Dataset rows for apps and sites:

##########

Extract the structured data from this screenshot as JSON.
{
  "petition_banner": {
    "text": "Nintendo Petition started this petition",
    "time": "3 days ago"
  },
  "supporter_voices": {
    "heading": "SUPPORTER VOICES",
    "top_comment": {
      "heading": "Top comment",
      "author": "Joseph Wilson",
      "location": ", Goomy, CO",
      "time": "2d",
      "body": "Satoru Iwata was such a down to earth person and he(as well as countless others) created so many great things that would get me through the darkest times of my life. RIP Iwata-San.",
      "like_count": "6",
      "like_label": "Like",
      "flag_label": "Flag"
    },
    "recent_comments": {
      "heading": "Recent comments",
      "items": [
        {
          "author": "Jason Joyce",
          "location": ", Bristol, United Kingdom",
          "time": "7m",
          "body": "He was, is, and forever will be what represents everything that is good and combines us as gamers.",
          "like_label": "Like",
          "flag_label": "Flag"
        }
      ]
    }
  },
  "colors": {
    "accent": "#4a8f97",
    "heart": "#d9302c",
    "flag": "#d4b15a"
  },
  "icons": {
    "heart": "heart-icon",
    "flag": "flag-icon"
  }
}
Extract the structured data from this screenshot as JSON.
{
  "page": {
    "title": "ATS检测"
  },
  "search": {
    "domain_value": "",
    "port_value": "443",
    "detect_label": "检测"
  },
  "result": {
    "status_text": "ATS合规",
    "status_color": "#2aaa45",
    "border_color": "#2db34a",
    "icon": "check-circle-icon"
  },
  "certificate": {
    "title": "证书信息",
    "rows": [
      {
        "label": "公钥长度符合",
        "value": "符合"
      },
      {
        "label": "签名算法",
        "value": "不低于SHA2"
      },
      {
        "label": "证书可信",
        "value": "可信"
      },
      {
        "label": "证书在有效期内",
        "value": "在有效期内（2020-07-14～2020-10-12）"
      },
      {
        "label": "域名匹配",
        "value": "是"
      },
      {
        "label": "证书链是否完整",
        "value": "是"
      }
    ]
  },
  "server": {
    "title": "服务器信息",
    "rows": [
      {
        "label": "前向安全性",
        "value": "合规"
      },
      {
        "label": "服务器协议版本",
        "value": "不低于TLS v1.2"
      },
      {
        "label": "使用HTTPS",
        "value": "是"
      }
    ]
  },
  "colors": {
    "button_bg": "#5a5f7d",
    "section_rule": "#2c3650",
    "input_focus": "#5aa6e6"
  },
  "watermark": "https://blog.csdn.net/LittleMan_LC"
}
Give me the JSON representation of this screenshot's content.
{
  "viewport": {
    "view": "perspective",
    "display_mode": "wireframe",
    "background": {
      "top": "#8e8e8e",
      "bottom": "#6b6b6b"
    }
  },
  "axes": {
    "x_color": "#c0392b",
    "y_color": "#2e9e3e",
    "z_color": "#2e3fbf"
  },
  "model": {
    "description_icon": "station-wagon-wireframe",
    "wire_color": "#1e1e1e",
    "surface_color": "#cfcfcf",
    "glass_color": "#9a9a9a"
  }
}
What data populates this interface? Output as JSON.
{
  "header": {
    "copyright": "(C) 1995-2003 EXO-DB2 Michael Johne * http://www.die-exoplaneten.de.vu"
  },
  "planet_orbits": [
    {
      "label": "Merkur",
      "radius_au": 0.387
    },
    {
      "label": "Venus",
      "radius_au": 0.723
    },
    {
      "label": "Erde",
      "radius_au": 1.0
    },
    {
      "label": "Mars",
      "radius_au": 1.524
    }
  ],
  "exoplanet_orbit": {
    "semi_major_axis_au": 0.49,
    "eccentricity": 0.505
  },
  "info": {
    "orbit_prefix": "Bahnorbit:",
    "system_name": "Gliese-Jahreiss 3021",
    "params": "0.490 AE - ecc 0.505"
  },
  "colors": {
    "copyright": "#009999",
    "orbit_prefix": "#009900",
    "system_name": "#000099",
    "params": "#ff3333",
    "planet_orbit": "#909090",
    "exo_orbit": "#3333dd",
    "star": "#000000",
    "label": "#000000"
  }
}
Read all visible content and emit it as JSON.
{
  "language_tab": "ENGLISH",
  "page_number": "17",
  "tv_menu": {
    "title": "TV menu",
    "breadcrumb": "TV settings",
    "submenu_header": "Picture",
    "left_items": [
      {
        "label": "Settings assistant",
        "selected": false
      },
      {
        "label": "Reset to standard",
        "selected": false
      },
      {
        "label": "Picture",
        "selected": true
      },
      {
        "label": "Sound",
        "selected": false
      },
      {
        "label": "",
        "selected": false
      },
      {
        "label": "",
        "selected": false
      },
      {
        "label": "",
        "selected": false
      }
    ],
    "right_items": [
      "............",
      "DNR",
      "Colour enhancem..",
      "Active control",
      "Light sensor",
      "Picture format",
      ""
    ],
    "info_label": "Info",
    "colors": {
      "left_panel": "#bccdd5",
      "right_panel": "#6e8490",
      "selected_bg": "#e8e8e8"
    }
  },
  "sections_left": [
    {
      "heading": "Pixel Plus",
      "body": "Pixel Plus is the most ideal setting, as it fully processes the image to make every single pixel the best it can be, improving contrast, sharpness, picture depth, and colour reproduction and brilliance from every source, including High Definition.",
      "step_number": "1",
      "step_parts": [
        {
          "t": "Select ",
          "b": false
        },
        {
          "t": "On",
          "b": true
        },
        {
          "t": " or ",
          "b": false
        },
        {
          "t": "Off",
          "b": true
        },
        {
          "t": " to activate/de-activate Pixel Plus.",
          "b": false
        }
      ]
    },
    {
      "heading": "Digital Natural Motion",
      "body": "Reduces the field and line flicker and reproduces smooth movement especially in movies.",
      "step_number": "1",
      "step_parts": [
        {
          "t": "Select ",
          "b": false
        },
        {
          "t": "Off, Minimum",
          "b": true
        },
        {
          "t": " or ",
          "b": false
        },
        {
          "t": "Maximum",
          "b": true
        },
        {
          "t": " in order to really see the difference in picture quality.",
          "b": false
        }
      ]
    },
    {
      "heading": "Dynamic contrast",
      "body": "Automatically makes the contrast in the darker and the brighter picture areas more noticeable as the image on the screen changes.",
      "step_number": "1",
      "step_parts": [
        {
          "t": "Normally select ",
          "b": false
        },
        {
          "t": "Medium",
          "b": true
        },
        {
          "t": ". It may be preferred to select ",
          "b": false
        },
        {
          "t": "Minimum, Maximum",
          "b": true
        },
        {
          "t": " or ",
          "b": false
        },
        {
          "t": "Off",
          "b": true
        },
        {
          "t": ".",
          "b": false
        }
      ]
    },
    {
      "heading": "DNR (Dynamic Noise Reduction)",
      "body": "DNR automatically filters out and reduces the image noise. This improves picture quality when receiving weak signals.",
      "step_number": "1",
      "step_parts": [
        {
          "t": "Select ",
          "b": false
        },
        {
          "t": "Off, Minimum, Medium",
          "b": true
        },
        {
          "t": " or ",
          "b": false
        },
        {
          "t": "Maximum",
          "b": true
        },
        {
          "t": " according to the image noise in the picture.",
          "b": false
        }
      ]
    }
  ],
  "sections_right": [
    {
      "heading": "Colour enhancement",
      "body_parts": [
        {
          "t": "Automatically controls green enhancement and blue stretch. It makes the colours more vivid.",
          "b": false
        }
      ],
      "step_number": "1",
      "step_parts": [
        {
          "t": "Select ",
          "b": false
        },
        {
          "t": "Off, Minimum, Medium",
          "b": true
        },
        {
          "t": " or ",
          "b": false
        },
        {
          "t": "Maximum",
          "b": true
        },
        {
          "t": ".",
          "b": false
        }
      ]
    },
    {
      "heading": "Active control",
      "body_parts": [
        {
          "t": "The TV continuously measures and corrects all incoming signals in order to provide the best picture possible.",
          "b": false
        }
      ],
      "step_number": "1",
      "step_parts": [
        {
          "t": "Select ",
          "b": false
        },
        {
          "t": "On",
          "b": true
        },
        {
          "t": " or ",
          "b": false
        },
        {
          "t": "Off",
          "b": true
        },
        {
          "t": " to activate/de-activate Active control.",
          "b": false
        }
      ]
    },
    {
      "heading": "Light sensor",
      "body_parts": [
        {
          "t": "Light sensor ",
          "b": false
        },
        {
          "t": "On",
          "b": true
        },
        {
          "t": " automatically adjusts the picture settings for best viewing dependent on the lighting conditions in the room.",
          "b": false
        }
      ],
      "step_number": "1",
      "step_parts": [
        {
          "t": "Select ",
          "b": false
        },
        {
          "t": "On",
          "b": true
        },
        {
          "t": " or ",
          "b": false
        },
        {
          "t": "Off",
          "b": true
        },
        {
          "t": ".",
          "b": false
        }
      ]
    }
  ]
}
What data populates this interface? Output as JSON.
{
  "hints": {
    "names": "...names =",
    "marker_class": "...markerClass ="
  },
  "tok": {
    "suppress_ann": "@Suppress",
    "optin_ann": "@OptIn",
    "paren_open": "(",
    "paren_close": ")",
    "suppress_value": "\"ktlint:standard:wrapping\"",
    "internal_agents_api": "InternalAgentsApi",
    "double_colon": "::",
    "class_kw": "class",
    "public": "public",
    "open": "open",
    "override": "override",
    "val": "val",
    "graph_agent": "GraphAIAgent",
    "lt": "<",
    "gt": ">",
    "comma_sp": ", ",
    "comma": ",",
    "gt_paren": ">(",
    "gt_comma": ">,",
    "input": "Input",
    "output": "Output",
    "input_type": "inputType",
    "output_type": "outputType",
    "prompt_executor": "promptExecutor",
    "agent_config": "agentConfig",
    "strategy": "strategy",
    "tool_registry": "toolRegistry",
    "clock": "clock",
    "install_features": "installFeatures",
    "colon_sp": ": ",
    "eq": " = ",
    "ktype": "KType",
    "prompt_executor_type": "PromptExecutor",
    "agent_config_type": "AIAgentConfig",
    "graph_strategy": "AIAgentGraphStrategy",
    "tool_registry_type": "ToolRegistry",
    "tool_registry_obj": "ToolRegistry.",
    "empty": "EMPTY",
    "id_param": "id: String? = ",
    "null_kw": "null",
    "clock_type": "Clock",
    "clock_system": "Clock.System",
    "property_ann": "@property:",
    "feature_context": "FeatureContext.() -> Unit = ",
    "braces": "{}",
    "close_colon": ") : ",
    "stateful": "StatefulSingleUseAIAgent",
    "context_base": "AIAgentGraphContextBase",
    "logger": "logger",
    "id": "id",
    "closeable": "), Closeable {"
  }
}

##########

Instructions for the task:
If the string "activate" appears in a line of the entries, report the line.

Written response:
          "t": " to activate/de-activate Pixel Plus.",
          "t": " to activate/de-activate Active control.",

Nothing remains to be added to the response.